It’s a word that we all know well, or will know at some point. Because one of the toughest aspects of this human existence is grieving the loss of a loved one, and that inevitability is a byproduct of one of our greatest strengths, which is the ability to love.
Grieving gets a lot harder to deal with when that loss is one that could have been prevented. In the bleeding disorders community, the greed of “big blood” and their unwillingness to safeguard their product at a crucial time in the early days of the epidemic added another painful level to the mourning process. And the reaction to COVID-19 by the Trump administration reminded a lot of people in the AIDS community of Reagan’s callous and calculated incompetence when faced with the responsibility of protecting the well-being of their fellow citizens.
Ultimately, in a capitalist society it usually comes down to a profits over people attitude, and the cruel calculations that are a huge part of politics.
The official death toll in the US as a result of COVID-19 is 600,000. 600,000. It’s a staggering number. I understand that it’s dicey territory comparing one virus to another, but consider this: it took four decades to reach that number in US deaths related to AIDS. I gotta believe that this number, like COVID-19 mortalities, could have been a lot lower. Action in place of disdain puts at least 100,000 people back in the game, living their lives, and giving and receiving love to the people in their community.
And remember, death tolls aren’t the entire story. Each loss represents so many other lives that go on, forever changed. What’s worse is that, when those deaths are preventable, there’s a scarring that occurs...
I write all of this from the the perspective of a long-term survivor of HIV. When I get upset about some “trivial” matter, I feel worse about it and don’t know why until I process the subconscious embarrassment of not being on a higher plain of gratitude as the result of my good fortune. I usually come around to embracing those trivial slights life throws at us. But sometimes I don’t give myself proper time to deal with a situation in real time, because an inner voice says, “You’re lucky to be alive, kid.” So I just brush something off until it slithers back to the forefront. The older I get, thankfully, the less I put those things off. And whenever I wear my AIDS Memorial t-shirt, I feel the spirit of those who have gone on before me to whatever that next adventure is, if there is one.
And it helps.

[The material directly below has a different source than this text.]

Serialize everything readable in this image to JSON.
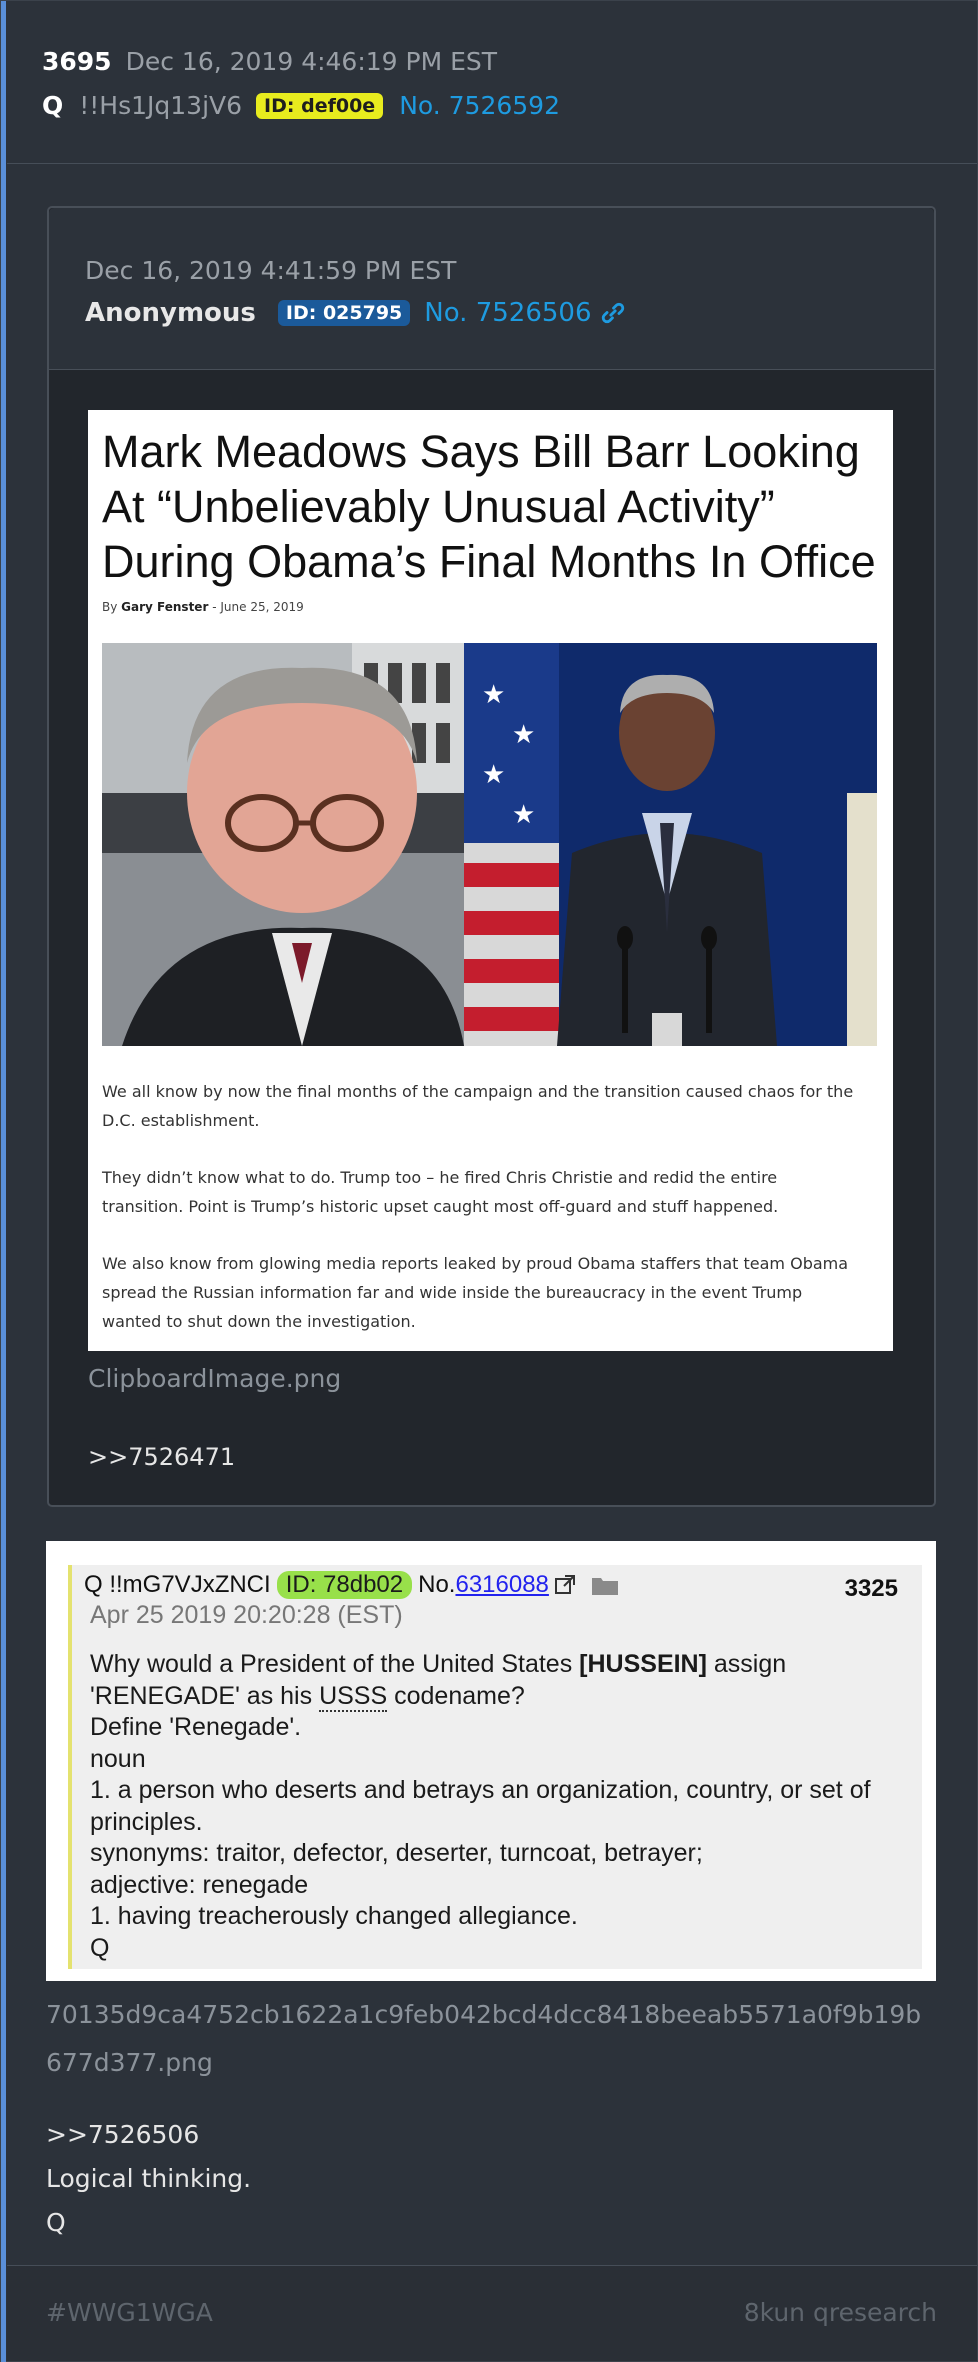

One of the things that hurt most about the COVID-19 pandemic was how uncaring so many people were. Not just the decision-makers, but our fellow citizens. In that regard, it was a traumatic reliving of the earliest days of the AIDS pandemic. The enormous COVID-19 death toll is proof positive that, when the next pandemic rolls around, even if we are lucky to have compassionate leadership when it occurs we will still be living side-by-side with a quarter of the population unwilling to be inconvenienced even if it means saving the lives of strangers.
Not one to end on a downer, I have to acknowledge the heroes that emerged in the AIDS crisis, from activists to hospital staff to community members that reached out with compassion when someone needed it the most. That same spirit in the face of ignorance was on display during COVID-19, and must be present moving forward if we hope to prevent the death toll from rising as new strains emerge.